WHAT IS BEING ASKED
Look through the entries for the string "time" and copy every line where it shows up.
** Opening EXTRACTED ENTRIES block **
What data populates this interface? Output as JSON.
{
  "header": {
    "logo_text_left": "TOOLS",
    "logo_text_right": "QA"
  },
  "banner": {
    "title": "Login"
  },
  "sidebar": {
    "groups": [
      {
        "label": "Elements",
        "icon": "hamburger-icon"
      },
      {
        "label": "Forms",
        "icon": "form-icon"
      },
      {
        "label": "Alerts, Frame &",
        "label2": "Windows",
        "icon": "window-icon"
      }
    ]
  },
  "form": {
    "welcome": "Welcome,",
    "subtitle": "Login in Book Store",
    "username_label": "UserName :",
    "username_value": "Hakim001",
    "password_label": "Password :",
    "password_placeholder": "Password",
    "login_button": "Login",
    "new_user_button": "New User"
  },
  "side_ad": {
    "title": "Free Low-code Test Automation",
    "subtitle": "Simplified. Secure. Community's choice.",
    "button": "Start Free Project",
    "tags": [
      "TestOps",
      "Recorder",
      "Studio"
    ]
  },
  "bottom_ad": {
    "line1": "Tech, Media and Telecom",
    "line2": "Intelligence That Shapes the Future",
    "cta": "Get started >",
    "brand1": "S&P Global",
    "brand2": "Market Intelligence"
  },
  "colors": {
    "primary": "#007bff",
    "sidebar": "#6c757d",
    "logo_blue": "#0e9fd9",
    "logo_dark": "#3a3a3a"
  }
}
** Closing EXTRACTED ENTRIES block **
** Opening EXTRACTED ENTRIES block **
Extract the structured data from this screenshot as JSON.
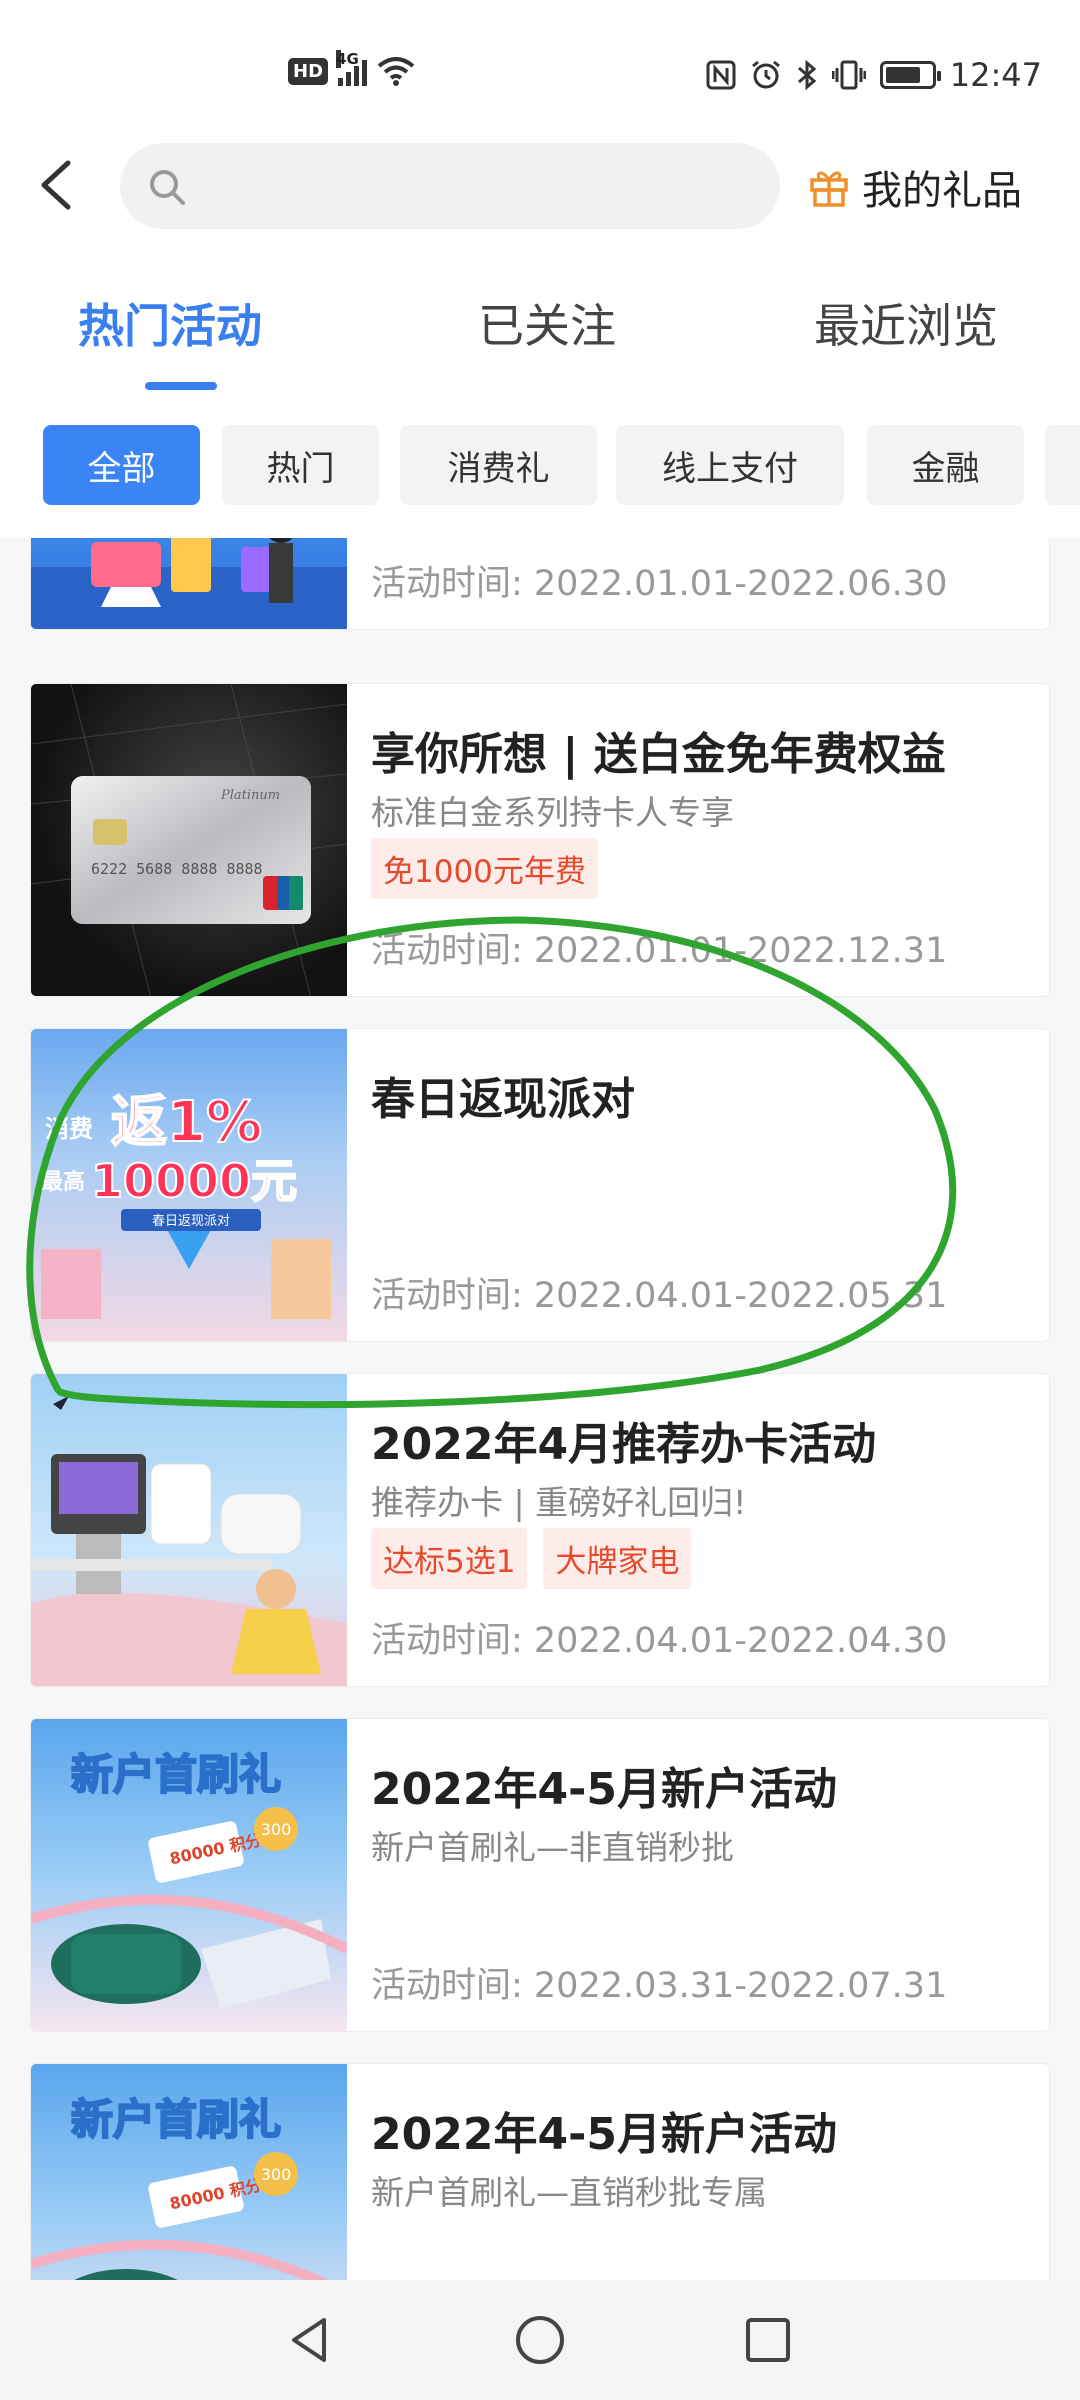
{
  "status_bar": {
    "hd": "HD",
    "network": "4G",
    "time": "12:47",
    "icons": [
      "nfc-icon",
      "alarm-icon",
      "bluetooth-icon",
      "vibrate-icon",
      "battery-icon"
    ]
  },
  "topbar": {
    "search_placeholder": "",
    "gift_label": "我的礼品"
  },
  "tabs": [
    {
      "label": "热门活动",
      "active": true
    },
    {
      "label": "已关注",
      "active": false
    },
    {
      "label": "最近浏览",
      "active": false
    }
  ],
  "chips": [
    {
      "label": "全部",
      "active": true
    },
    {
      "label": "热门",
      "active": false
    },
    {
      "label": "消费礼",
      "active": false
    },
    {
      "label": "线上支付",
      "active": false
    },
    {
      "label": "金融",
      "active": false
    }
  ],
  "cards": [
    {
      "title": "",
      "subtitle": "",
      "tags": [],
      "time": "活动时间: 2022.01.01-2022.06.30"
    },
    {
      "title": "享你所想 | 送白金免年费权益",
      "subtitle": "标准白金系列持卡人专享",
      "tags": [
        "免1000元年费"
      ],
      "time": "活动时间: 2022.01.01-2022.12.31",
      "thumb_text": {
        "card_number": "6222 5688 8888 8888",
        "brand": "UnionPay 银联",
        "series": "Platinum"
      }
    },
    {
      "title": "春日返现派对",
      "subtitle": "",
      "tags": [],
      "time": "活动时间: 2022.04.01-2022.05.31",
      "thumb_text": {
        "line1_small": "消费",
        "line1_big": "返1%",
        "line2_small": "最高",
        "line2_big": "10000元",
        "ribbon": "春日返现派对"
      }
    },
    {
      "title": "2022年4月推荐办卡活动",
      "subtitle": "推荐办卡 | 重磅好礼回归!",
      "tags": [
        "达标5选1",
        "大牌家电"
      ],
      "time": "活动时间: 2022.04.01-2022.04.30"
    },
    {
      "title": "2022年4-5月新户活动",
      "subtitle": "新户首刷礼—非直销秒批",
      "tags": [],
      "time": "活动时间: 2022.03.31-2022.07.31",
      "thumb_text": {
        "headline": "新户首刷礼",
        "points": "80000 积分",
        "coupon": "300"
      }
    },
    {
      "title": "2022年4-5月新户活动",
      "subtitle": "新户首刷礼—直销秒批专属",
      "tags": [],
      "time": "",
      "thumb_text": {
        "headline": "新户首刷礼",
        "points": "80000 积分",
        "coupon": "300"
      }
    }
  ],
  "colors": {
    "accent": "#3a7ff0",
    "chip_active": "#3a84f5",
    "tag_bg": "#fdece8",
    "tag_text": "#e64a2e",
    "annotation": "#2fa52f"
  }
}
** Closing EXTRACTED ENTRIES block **
WRITTEN RESPONSE
    "time": "12:47",
      "time": "活动时间: 2022.01.01-2022.06.30"
      "time": "活动时间: 2022.01.01-2022.12.31",
      "time": "活动时间: 2022.04.01-2022.05.31",
      "time": "活动时间: 2022.04.01-2022.04.30"
      "time": "活动时间: 2022.03.31-2022.07.31",
      "time": "",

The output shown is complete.